» What to produce: Work out how many lines in the entries below include the word "Memory", and give only that figure.

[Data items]
------

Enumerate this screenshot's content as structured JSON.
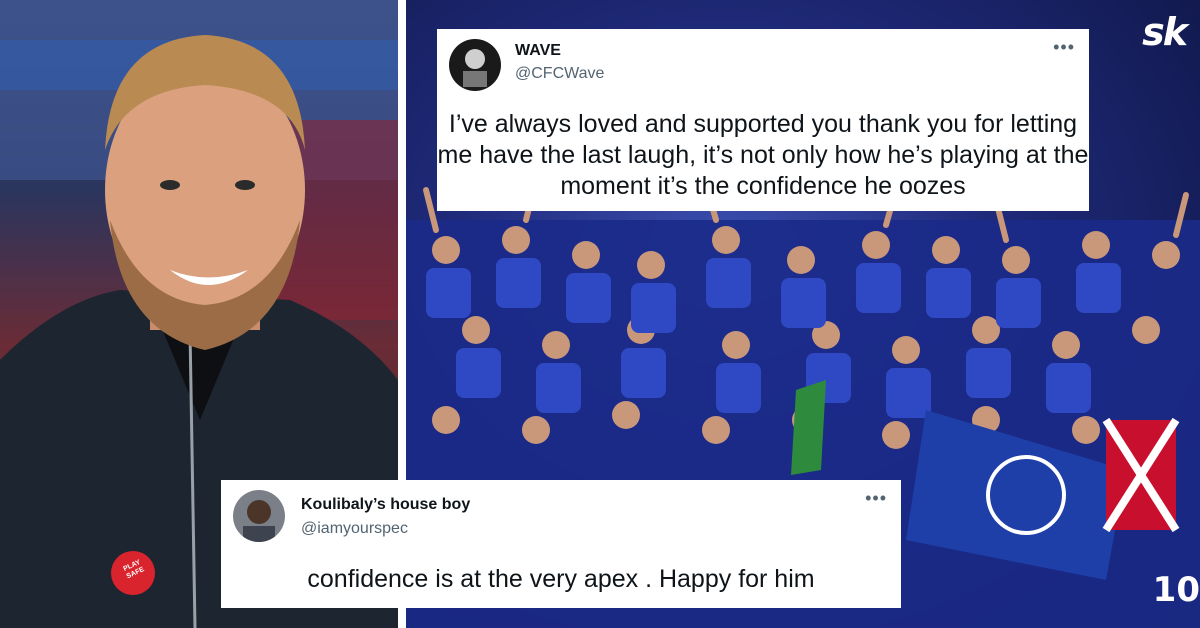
{
  "branding": {
    "logo_text": "sk"
  },
  "left_photo": {
    "pin_text": "PLAY SAFE"
  },
  "crowd_photo": {
    "jersey_number": "10"
  },
  "tweets": [
    {
      "name": "WAVE",
      "handle": "@CFCWave",
      "text": "I’ve always loved and supported you thank you for letting me have the last laugh, it’s not only how he’s playing at the moment it’s the confidence he oozes",
      "more_icon": "more-horizontal-icon"
    },
    {
      "name": "Koulibaly’s house boy",
      "handle": "@iamyourspec",
      "text": "confidence is at the very apex . Happy for him",
      "more_icon": "more-horizontal-icon"
    }
  ],
  "colors": {
    "chelsea_blue": "#1f3fa8",
    "tweet_bg": "#ffffff",
    "handle_gray": "#536471"
  }
}
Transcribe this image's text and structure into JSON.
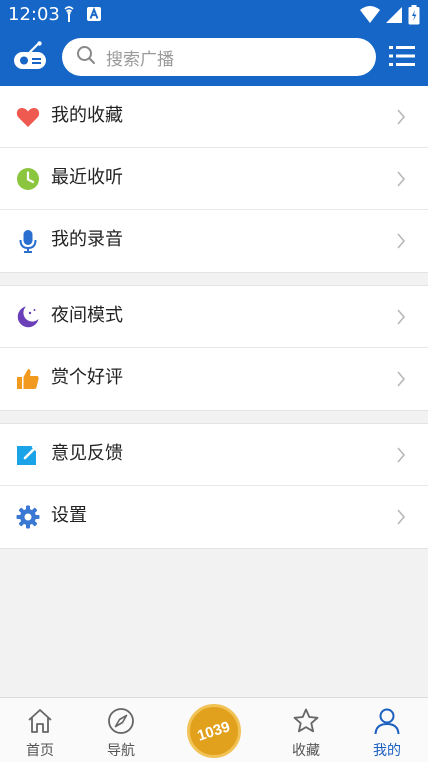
{
  "status_bar": {
    "time": "12:03",
    "bg": "#1566c6"
  },
  "header": {
    "search_placeholder": "搜索广播",
    "left_icon": "radio-icon",
    "right_icon": "list-menu-icon"
  },
  "menu_groups": [
    {
      "items": [
        {
          "label": "我的收藏",
          "icon": "heart-icon",
          "color": "#ee5a4f"
        },
        {
          "label": "最近收听",
          "icon": "clock-icon",
          "color": "#8cc63e"
        },
        {
          "label": "我的录音",
          "icon": "microphone-icon",
          "color": "#2a6fd0"
        }
      ]
    },
    {
      "items": [
        {
          "label": "夜间模式",
          "icon": "moon-icon",
          "color": "#6a3fb8"
        },
        {
          "label": "赏个好评",
          "icon": "thumbs-up-icon",
          "color": "#f29a1e"
        }
      ]
    },
    {
      "items": [
        {
          "label": "意见反馈",
          "icon": "feedback-edit-icon",
          "color": "#1aa3e6"
        },
        {
          "label": "设置",
          "icon": "gear-icon",
          "color": "#3a78d4"
        }
      ]
    }
  ],
  "tab_bar": {
    "tabs": [
      {
        "label": "首页",
        "icon": "home-icon"
      },
      {
        "label": "导航",
        "icon": "compass-icon"
      },
      {
        "label": "收藏",
        "icon": "star-icon"
      },
      {
        "label": "我的",
        "icon": "person-icon",
        "active": true
      }
    ],
    "center_logo_text": "1039",
    "active_color": "#1b5fbf"
  }
}
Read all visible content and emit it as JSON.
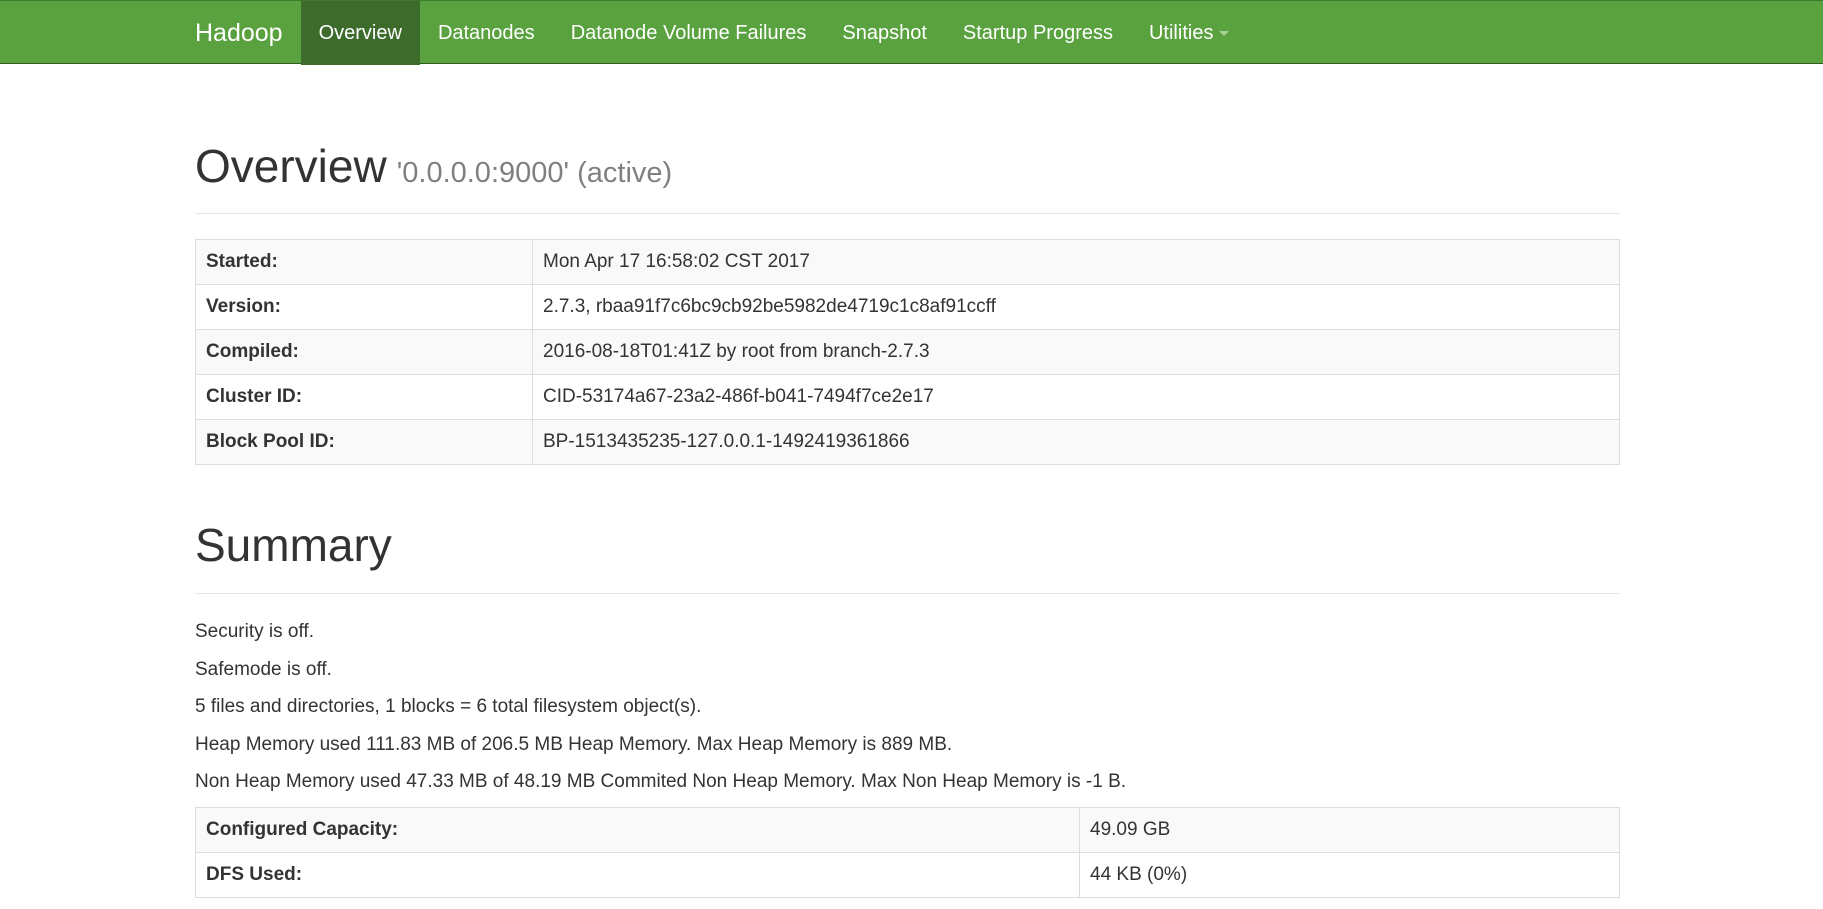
{
  "navbar": {
    "brand": "Hadoop",
    "items": [
      {
        "label": "Overview",
        "active": true
      },
      {
        "label": "Datanodes",
        "active": false
      },
      {
        "label": "Datanode Volume Failures",
        "active": false
      },
      {
        "label": "Snapshot",
        "active": false
      },
      {
        "label": "Startup Progress",
        "active": false
      },
      {
        "label": "Utilities",
        "active": false,
        "dropdown": true
      }
    ],
    "bg_color": "#5aa23f",
    "active_color": "#3c6b2c"
  },
  "overview": {
    "title": "Overview",
    "subtitle": "'0.0.0.0:9000' (active)",
    "rows": [
      {
        "key": "Started:",
        "value": "Mon Apr 17 16:58:02 CST 2017"
      },
      {
        "key": "Version:",
        "value": "2.7.3, rbaa91f7c6bc9cb92be5982de4719c1c8af91ccff"
      },
      {
        "key": "Compiled:",
        "value": "2016-08-18T01:41Z by root from branch-2.7.3"
      },
      {
        "key": "Cluster ID:",
        "value": "CID-53174a67-23a2-486f-b041-7494f7ce2e17"
      },
      {
        "key": "Block Pool ID:",
        "value": "BP-1513435235-127.0.0.1-1492419361866"
      }
    ]
  },
  "summary": {
    "title": "Summary",
    "lines": [
      "Security is off.",
      "Safemode is off.",
      "5 files and directories, 1 blocks = 6 total filesystem object(s).",
      "Heap Memory used 111.83 MB of 206.5 MB Heap Memory. Max Heap Memory is 889 MB.",
      "Non Heap Memory used 47.33 MB of 48.19 MB Commited Non Heap Memory. Max Non Heap Memory is -1 B."
    ],
    "rows": [
      {
        "key": "Configured Capacity:",
        "value": "49.09 GB"
      },
      {
        "key": "DFS Used:",
        "value": "44 KB (0%)"
      }
    ]
  }
}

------

» Solution for this task: 2